New security measures establish minimum requirements for international cooperation to support U.S. visa and immigration vetting
Today, President Donald J. Trump announced the establishment of enhanced national security measures, aimed at creating—for the first time in history—minimum requirements for international cooperation to support visa and immigration vetting and adjudications for individuals seeking entry to the United States. This is a critical step toward establishing an immigration system that protects Americans’ safety and security in an era of dangerous terrorism and transnational crime.
Following an extensive review by the Department of Homeland Security, we are taking action today to protect the safety and security of the American people by establishing a minimum security baseline for entry into the United States,” President Trump said. “We cannot afford to continue the failed policies of the past, which present an unacceptable danger to our country. My highest obligation is to ensure the safety and security of the American people, and in issuing this new travel order, I am fulfilling that sacred obligation.”
The Department of Homeland Security, in cooperation with other executive departments and agencies, developed the new baseline requirements based on accepted international norms, best practices, and expert determinations regarding the minimum information the United States needs to validate traveler identities, prevent fraud, and ensure individuals do not represent a national security or public-safety threat.
All countries share responsibility to prevent terrorist attacks, transnational crime, and immigration fraud.

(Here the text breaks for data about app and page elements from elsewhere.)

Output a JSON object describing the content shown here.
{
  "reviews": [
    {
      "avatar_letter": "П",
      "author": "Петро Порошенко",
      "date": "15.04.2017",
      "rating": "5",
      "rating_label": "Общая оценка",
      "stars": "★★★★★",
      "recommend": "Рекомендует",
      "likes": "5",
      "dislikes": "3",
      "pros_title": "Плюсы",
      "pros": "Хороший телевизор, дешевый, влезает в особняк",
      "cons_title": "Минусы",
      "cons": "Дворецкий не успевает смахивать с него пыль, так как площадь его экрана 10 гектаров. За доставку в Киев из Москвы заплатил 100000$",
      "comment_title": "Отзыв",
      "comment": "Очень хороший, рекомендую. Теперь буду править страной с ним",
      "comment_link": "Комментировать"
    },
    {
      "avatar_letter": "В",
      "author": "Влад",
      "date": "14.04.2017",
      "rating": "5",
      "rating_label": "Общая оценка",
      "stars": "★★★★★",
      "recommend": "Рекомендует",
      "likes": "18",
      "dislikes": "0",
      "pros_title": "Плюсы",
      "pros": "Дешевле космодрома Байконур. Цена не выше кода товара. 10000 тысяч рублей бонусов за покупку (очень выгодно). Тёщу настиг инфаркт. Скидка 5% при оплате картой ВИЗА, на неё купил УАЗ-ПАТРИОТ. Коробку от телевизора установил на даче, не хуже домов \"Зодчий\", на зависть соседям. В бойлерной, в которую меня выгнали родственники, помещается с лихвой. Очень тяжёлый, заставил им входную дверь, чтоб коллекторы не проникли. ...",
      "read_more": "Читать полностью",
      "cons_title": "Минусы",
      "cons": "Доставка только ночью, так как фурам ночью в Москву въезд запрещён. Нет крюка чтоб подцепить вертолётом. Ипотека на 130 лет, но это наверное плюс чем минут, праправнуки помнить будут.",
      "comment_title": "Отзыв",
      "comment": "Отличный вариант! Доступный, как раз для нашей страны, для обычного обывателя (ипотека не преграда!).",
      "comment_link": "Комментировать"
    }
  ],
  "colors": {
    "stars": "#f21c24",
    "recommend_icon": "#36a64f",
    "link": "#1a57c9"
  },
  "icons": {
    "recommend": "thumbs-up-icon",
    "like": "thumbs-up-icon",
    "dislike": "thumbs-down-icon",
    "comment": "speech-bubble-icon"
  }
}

In accordance with section 2 of Executive Order 13780, if foreign countries do not meet the United States Government’s traveler vetting and information sharing requirements, their nationals may not be allowed to enter the United States or may face other travel restrictions, with certain exceptions.
Most countries in the world now meet the new baseline, which is an important element of ensuring our security. The United States Government shared the new requirements with foreign governments in July. They were warned that failure to comply would have consequences and were given 50 days to work with the United States to make improvements. In response, a number of nations that were not in compliance took action by, for example, increasing their information sharing with the United States regarding terrorism threats, enhancing travel document security, or improving their reporting of lost and stolen passports.
Some countries, however, are not yet in compliance with the new baseline, or have remained willfully non-compliant. Accordingly, the Secretary of Homeland Security has recommended, and the President has approved, tailored travel restrictions to keep our country safe and encourage countries to meet our baseline requirements. These restrictions will help prevent potential terrorists and criminals from reaching our shores. These visa restrictions will also put pressure on foreign governments to live up to their obligations by enhancing security and sharing essential information with the United States.
Countries that do not adequately adhere to the new requirements include Chad, Iran, Libya, North Korea, Syria, Venezuela, and Yemen. The President has also determined that while Iraq did not meet the baseline, entry restrictions are not warranted under the September 24 proclamation. The Secretary of Homeland Security recommends, however, that nationals of Iraq who are traveling to the United States be subject to additional scrutiny. Additionally, the President and the Secretary of Homeland Security determined that while Somalia generally satisfies the minimum information-sharing requirements, it presents special circumstances that warrant specific restrictions and security enhancements to protect the American people.
The restrictions being imposed on these eight countries are conditional and may be lifted as they work with the United States Government to ensure the safety of Americans. We look forward to all countries meeting the new requirements for cooperation with the United States as we continue to take steps necessary to protect our national security.